Virtually all politicians say they support entrepreneurs and small businesses. But how does the political rhetoric match policy reality?
The Small Business & Entrepreneurship Council (SBEC) suggested the answer in its annual “Small Business Survival Index,” the 10th edition of which was published in October. (The report was written by the author of this article.)
The Small Business Survival Index focuses on the costs inflicted by state and local governments on small businesses. It offers a comparative measure of the public policy climate for entrepreneurship among the 50 states and District of Columbia.
For the 2005 edition, the index was expanded to cover 26 different government-imposed or government-related costs, including personal income, capital gains, and corporate income tax rates; property and consumption-based taxes; death taxes; unemployment taxes and workers’ compensation costs; various health care mandates and regulations; gas taxes; state minimum wages set above the federal wage mandate; and state legal liability costs, among others.
Population Shifts to Best States
Population trends show how important a healthy small business climate can be to the economic well-being of individuals. The bulk of new jobs are created by small businesses, and from 2000 to 2004, population growth was 56 percent faster in the best 25 states than in the worst 26 states (including the District of Columbia), according to the index.

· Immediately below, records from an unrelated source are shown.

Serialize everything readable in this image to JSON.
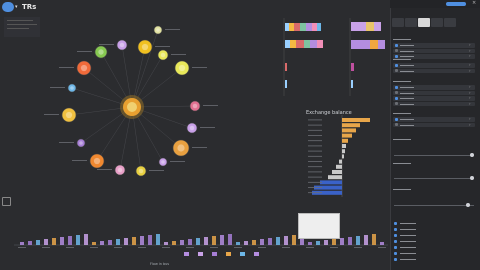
{
  "app": {
    "title": "TRs",
    "brand_color": "#4f8fe0"
  },
  "info_box": {
    "lines": [
      "",
      "",
      ""
    ]
  },
  "network": {
    "center": {
      "label": ""
    },
    "nodes": [
      {
        "label": "",
        "color": "#a77fd6"
      },
      {
        "label": "",
        "color": "#f0c020"
      },
      {
        "label": "",
        "color": "#e8e85a"
      },
      {
        "label": "",
        "color": "#f06a3a"
      },
      {
        "label": "",
        "color": "#86c850"
      },
      {
        "label": "",
        "color": "#e8d040"
      },
      {
        "label": "",
        "color": "#c8a0e8"
      },
      {
        "label": "",
        "color": "#e07090"
      },
      {
        "label": "",
        "color": "#f08830"
      },
      {
        "label": "",
        "color": "#c050a0"
      }
    ]
  },
  "stacked_bars": {
    "title": "",
    "categories": [
      "",
      "",
      "",
      "",
      ""
    ]
  },
  "side_bars": {
    "title": ""
  },
  "exchange_chart": {
    "title": "Exchange balance"
  },
  "timeline": {
    "ylabel": "",
    "xlabel": "Flow in bus"
  },
  "tooltip": {
    "lines": [
      "",
      "",
      "",
      ""
    ]
  },
  "sidebar": {
    "header": "",
    "sections": [
      {
        "title": "",
        "items": [
          "",
          "",
          ""
        ]
      },
      {
        "title": "",
        "items": [
          "",
          ""
        ]
      },
      {
        "title": "",
        "items": [
          "",
          "",
          "",
          ""
        ]
      },
      {
        "title": "",
        "items": [
          "",
          ""
        ]
      },
      {
        "title": "",
        "items": []
      },
      {
        "title": "",
        "items": []
      },
      {
        "title": "",
        "items": []
      }
    ],
    "tabs": [
      "",
      "",
      "",
      "",
      ""
    ],
    "bottom_items": [
      "",
      "",
      "",
      "",
      "",
      "",
      ""
    ]
  },
  "colors": {
    "accent_orange": "#e8a64a",
    "accent_blue": "#3a62c8",
    "gray_bar": "#c9c9c9"
  }
}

Equally interesting is net domestic or internal migration–the movement of people among the states after factoring out births, deaths, and international immigration. From 2000 to 2004, the top 25 states on the Small Business Survival Index netted a 1.64 million increase in population at the expense of the bottom 25 states and District of Columbia.
Only eight states among the top 25 experienced negative net internal migration over this period, versus 16 states in the bottom 25 plus D.C.
Job Growth Also Higher
From January 1995 to August 2005, job growth (based on seasonally adjusted data) was 24 percent faster in the top 25 index states compared to the lower 26.
In the past two years, as the economic recovery stepped up its pace, the difference in the rate of job growth was substantial. From August 2003 to August 2005, the top 25 states on the index created jobs at a 38 percent faster pace than the lower 25 states plus D.C.
|Small Business Survival Index (SBSI) 2005
|17||Arizona||44.238||34||West Virginia||50.805||51||Dist. of Columbia||73.330|
Raymond J. Keating ([email protected]) is chief economist for the Washington, DC-based Small Business & Entrepreneurship Council and author of the “Small Business Survival Index.”
For more information …
The 10th edition of the 35-page “Small Business Survival Index” can be downloaded from the Small Business & Entrepreneurship Council’s Web site at http://www.sbecouncil.org.